INSTRUCTIONS TO FOLLOW — With no addition or omission, return the entries below.

Web page and app entries
::::
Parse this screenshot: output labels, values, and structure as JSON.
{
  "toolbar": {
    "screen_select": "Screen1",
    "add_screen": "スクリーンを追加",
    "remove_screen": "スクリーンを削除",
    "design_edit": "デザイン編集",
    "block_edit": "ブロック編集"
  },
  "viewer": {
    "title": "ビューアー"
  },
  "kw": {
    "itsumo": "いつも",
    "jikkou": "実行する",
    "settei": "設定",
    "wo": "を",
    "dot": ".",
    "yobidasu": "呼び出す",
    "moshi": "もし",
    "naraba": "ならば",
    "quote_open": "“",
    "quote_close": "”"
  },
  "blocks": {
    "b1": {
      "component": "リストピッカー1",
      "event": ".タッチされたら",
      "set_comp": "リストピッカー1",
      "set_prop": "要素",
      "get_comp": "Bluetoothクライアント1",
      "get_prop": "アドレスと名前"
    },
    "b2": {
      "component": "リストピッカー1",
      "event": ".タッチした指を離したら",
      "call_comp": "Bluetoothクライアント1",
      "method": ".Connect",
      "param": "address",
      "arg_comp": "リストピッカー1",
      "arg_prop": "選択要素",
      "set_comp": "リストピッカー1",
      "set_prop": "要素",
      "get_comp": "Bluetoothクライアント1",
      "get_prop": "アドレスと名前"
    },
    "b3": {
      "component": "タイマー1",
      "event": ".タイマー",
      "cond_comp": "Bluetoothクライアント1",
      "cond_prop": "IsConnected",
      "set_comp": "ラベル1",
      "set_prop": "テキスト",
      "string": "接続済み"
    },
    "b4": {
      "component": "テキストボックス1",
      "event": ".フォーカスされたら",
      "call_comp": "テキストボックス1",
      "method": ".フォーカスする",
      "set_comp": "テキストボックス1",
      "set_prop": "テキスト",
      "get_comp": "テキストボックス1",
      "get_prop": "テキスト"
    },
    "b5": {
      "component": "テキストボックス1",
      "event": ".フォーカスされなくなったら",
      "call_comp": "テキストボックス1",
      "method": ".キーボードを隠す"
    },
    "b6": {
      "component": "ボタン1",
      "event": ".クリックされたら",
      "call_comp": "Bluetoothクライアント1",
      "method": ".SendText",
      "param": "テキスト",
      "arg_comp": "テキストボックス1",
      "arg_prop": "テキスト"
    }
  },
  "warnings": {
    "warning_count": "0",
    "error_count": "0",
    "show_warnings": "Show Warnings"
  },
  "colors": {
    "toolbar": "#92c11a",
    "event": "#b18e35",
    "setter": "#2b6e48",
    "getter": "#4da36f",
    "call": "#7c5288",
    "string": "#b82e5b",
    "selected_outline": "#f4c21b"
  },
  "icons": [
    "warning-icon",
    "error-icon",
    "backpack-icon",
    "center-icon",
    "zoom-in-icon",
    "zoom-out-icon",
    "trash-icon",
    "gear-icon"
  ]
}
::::
WRITTEN ANSWER —
Parse this screenshot: output labels, values, and structure as JSON.
{
  "toolbar": {
    "screen_select": "Screen1",
    "add_screen": "スクリーンを追加",
    "remove_screen": "スクリーンを削除",
    "design_edit": "デザイン編集",
    "block_edit": "ブロック編集"
  },
  "viewer": {
    "title": "ビューアー"
  },
  "kw": {
    "itsumo": "いつも",
    "jikkou": "実行する",
    "settei": "設定",
    "wo": "を",
    "dot": ".",
    "yobidasu": "呼び出す",
    "moshi": "もし",
    "naraba": "ならば",
    "quote_open": "“",
    "quote_close": "”"
  },
  "blocks": {
    "b1": {
      "component": "リストピッカー1",
      "event": ".タッチされたら",
      "set_comp": "リストピッカー1",
      "set_prop": "要素",
      "get_comp": "Bluetoothクライアント1",
      "get_prop": "アドレスと名前"
    },
    "b2": {
      "component": "リストピッカー1",
      "event": ".タッチした指を離したら",
      "call_comp": "Bluetoothクライアント1",
      "method": ".Connect",
      "param": "address",
      "arg_comp": "リストピッカー1",
      "arg_prop": "選択要素",
      "set_comp": "リストピッカー1",
      "set_prop": "要素",
      "get_comp": "Bluetoothクライアント1",
      "get_prop": "アドレスと名前"
    },
    "b3": {
      "component": "タイマー1",
      "event": ".タイマー",
      "cond_comp": "Bluetoothクライアント1",
      "cond_prop": "IsConnected",
      "set_comp": "ラベル1",
      "set_prop": "テキスト",
      "string": "接続済み"
    },
    "b4": {
      "component": "テキストボックス1",
      "event": ".フォーカスされたら",
      "call_comp": "テキストボックス1",
      "method": ".フォーカスする",
      "set_comp": "テキストボックス1",
      "set_prop": "テキスト",
      "get_comp": "テキストボックス1",
      "get_prop": "テキスト"
    },
    "b5": {
      "component": "テキストボックス1",
      "event": ".フォーカスされなくなったら",
      "call_comp": "テキストボックス1",
      "method": ".キーボードを隠す"
    },
    "b6": {
      "component": "ボタン1",
      "event": ".クリックされたら",
      "call_comp": "Bluetoothクライアント1",
      "method": ".SendText",
      "param": "テキスト",
      "arg_comp": "テキストボックス1",
      "arg_prop": "テキスト"
    }
  },
  "warnings": {
    "warning_count": "0",
    "error_count": "0",
    "show_warnings": "Show Warnings"
  },
  "colors": {
    "toolbar": "#92c11a",
    "event": "#b18e35",
    "setter": "#2b6e48",
    "getter": "#4da36f",
    "call": "#7c5288",
    "string": "#b82e5b",
    "selected_outline": "#f4c21b"
  },
  "icons": [
    "warning-icon",
    "error-icon",
    "backpack-icon",
    "center-icon",
    "zoom-in-icon",
    "zoom-out-icon",
    "trash-icon",
    "gear-icon"
  ]
}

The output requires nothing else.